For our final project in this class we need to come up with two things: an architectural statement of belief and a fully rendered, multi – medium drawing of some type of architectural building. Thank goodness, I can do two point perspective! I think I will research some classical architecture from my old Jansen’s Art History text book and draw one of those type of buildings. Or perhaps, some early Byzantine or early Gothic buildings; I do not know yet. What I do know is that I need something beautiful and artistic, something that will stand out in my own style. I can get more than a B in this course, which has been par for the course for Interior Design, so the rendering must be excellent.
What is of more interest to me currently is my architectural statement. What is the purpose of the architecture and why is it so important? Does architecture serve it’s program, its functionality? Is it aesthetic enough, how’s its structure, is it safe? Who is architecture for, for the architect, for the builder, for the people who live and use it? What style of architecture is right – should it be ornate or should it be simple or organic? All these things are important when I consider my statement.
So I start with simple statements: Architecture is the creation of buildings for people to shelter ( live), store, work, shop, entertain, eat, play, and appreciate culture in. Buildings of architecture can be ornate, plane and functionally built, or organic. I believe that architectural buildings should have a program and functionality for people ( and their animals)that is fulfilled in its design but that that design should have some sort of aesthetic quality to it for the architect and/or the people going to be using the building inside and out. There is no use in designing something simply for functionality ( although it is extremely important) as when nature was designed it was not created simply to be functional but to be aesthetically pleasing as part of it’s purpose; so should architecture be. I also think that it is important to be environmentally responsible when we are building and deconstructing are buildings. That we should focus on reuse, recycling, and using strong but environmentally friendly materials to build our architecture and dispose of it.

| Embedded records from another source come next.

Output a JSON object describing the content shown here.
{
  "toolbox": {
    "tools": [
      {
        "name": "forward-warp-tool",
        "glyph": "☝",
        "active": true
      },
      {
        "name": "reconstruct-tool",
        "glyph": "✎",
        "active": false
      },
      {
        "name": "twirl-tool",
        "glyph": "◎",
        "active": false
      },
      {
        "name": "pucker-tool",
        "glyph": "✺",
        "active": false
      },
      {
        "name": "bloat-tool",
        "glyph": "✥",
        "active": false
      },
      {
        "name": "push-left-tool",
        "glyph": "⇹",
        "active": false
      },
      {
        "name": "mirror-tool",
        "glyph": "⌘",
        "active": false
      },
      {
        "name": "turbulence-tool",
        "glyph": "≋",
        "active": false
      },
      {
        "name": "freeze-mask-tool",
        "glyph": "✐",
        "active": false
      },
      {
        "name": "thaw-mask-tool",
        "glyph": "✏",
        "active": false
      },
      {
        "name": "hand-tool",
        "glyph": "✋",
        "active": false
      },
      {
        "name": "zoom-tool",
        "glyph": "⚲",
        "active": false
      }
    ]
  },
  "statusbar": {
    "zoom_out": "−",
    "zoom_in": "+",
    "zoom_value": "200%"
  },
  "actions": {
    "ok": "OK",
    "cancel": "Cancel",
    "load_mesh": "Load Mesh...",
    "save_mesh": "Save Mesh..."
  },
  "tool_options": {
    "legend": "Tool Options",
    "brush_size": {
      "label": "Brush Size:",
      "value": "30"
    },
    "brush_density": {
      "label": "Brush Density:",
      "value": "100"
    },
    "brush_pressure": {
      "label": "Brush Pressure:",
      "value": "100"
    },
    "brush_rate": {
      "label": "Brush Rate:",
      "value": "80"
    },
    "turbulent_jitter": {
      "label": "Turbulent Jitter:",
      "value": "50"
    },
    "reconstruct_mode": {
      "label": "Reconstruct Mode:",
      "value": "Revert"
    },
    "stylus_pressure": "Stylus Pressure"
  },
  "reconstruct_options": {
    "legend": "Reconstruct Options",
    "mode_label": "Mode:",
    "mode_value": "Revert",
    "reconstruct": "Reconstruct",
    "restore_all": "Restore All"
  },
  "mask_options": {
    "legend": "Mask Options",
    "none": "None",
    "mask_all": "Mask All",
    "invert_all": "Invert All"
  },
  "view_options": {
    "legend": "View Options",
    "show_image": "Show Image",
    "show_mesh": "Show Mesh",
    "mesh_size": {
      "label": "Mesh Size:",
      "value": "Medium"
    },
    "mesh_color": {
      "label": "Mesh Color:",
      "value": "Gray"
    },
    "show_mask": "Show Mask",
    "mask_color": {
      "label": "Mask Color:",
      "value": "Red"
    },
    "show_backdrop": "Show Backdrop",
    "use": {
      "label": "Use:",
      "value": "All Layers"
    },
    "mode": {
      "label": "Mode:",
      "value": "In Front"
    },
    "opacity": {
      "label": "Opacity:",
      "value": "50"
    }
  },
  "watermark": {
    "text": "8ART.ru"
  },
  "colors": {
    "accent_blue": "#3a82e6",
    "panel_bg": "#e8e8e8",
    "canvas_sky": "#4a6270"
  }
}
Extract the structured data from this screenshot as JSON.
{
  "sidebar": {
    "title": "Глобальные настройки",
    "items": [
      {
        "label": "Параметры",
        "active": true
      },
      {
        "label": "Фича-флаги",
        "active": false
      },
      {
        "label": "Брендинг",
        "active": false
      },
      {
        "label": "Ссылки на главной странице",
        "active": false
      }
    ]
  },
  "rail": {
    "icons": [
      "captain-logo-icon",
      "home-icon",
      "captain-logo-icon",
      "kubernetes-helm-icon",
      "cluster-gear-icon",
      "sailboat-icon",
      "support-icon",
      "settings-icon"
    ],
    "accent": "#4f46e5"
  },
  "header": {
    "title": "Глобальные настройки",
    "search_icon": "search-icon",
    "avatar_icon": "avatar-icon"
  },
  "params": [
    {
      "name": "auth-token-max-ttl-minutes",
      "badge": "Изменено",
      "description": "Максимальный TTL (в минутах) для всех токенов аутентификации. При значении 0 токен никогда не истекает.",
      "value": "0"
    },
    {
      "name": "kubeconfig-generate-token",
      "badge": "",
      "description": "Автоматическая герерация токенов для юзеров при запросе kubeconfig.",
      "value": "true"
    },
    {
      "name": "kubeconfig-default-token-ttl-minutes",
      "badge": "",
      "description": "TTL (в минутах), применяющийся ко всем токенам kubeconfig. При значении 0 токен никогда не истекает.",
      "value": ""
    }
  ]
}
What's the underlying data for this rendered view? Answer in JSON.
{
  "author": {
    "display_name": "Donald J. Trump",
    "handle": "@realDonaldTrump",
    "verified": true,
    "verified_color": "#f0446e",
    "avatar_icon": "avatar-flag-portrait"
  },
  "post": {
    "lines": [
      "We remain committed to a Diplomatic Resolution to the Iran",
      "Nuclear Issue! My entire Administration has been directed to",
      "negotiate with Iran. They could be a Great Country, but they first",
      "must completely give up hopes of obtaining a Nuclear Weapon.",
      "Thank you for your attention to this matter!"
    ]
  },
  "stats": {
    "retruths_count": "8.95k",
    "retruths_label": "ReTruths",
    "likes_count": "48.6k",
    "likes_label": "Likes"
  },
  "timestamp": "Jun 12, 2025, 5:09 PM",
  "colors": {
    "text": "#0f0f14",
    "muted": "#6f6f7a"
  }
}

There is the beginning of my statement. A first draft if you will. As for me I will continue to practice my drawing skills, to finish the unfinished drawings for my portfolio, and to work on my final project. Maybe you can think of what architecture is to you, what design is to you, and how you can be an artist of your own in this world we live in.